But the fact that [Donald Trump] chose to make the media-driven Christmas wars a centerpiece of his argument to Christians shows that his real engagement is with identity politics, not religion.
Those recent words from Washington Post columnist E.J. Dionne Jr. demonstrate exactly what’s always been wrong for the last 40 years with evangelicalism in the public square because cultural hegemony, not fidelity to Christ, was the issue.
If that weren’t the case, then the mixed messages coming from evangelicals — perhaps the majority of writers and leaders in the movement decrying Trump’s lack of consistent morality but a significant portion of the electorate supporting him — wouldn’t make any sense.
Of course, this is a new phenomenon, with arguably, Dionne also writes, “By some measures ... the most secular Republican campaign since the 1970s.”
That begs the question: Are so many of us hungering for victory regardless of a candidate’s actual positions that we’re willing to anoint someone as “God’s man” who clearly doesn’t represent any consistent faith tradition? I guess so.
But such confusion from evangelicals, who really began losing their clout during the Bill Clinton years and have barely registered a blip since 2006, should be a sign that we were chasing the wrong thing all along. Funny, but I don’t recall any outrage when conservative Republicans were engaged in financial or moral corruption — perhaps they naively believe that only liberals were capable of such.
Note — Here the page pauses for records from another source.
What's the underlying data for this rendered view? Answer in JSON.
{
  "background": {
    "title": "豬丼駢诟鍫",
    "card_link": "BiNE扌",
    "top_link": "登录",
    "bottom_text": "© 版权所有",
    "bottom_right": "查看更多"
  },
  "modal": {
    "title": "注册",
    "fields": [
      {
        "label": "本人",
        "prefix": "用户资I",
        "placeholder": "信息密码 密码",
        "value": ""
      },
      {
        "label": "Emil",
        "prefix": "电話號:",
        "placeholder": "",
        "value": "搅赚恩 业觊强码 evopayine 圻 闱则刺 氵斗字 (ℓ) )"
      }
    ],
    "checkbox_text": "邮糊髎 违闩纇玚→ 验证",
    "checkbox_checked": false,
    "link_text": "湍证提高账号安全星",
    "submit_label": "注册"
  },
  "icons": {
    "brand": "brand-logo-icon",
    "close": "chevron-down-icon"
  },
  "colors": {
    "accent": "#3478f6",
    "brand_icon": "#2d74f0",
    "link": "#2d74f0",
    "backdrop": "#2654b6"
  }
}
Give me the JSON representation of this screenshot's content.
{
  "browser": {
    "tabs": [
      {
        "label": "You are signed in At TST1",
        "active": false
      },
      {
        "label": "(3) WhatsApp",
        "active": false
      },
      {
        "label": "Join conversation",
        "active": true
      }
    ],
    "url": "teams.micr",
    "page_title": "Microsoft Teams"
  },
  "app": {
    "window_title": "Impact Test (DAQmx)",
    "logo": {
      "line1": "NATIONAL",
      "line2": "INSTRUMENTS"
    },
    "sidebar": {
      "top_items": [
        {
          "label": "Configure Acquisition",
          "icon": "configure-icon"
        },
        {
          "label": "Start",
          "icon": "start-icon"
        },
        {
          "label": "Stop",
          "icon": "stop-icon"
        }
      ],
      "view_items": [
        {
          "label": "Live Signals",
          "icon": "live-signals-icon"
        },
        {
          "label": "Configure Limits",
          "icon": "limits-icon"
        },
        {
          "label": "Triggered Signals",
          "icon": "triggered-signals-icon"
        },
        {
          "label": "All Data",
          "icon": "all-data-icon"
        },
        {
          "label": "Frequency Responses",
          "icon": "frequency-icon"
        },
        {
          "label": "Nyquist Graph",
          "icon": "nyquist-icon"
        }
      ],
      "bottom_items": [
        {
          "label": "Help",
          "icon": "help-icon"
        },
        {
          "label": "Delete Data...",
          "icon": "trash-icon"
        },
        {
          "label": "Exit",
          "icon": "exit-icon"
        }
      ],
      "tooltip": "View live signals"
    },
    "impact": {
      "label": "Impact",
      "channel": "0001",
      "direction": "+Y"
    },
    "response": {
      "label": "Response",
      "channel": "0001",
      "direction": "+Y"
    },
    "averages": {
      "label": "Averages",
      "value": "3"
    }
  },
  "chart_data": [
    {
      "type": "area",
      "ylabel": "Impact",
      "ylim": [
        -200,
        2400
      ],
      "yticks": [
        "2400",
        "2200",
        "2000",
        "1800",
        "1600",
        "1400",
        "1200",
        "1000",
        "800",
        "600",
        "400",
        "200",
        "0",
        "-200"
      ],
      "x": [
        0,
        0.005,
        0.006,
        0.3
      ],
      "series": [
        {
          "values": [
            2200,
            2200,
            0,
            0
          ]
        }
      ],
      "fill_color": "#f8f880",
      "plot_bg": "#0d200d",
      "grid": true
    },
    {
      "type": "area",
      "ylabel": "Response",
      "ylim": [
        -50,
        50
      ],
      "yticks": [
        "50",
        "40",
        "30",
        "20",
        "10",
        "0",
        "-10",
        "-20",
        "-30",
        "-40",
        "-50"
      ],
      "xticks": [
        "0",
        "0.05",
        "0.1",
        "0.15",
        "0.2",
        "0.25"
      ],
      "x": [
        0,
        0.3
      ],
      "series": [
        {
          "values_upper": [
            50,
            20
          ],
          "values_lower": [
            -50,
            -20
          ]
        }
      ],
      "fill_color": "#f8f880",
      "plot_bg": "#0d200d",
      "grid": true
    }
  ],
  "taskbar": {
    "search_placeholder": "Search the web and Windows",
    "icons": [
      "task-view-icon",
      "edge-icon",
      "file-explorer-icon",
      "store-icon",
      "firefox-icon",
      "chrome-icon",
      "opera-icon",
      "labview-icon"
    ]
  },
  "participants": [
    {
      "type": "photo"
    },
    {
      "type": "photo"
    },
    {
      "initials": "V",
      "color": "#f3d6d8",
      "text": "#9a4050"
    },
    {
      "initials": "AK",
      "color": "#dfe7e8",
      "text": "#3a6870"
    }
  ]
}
Or perhaps they were simply being blinded by partisanship. And for the Christian, that’s the worst blindness of all.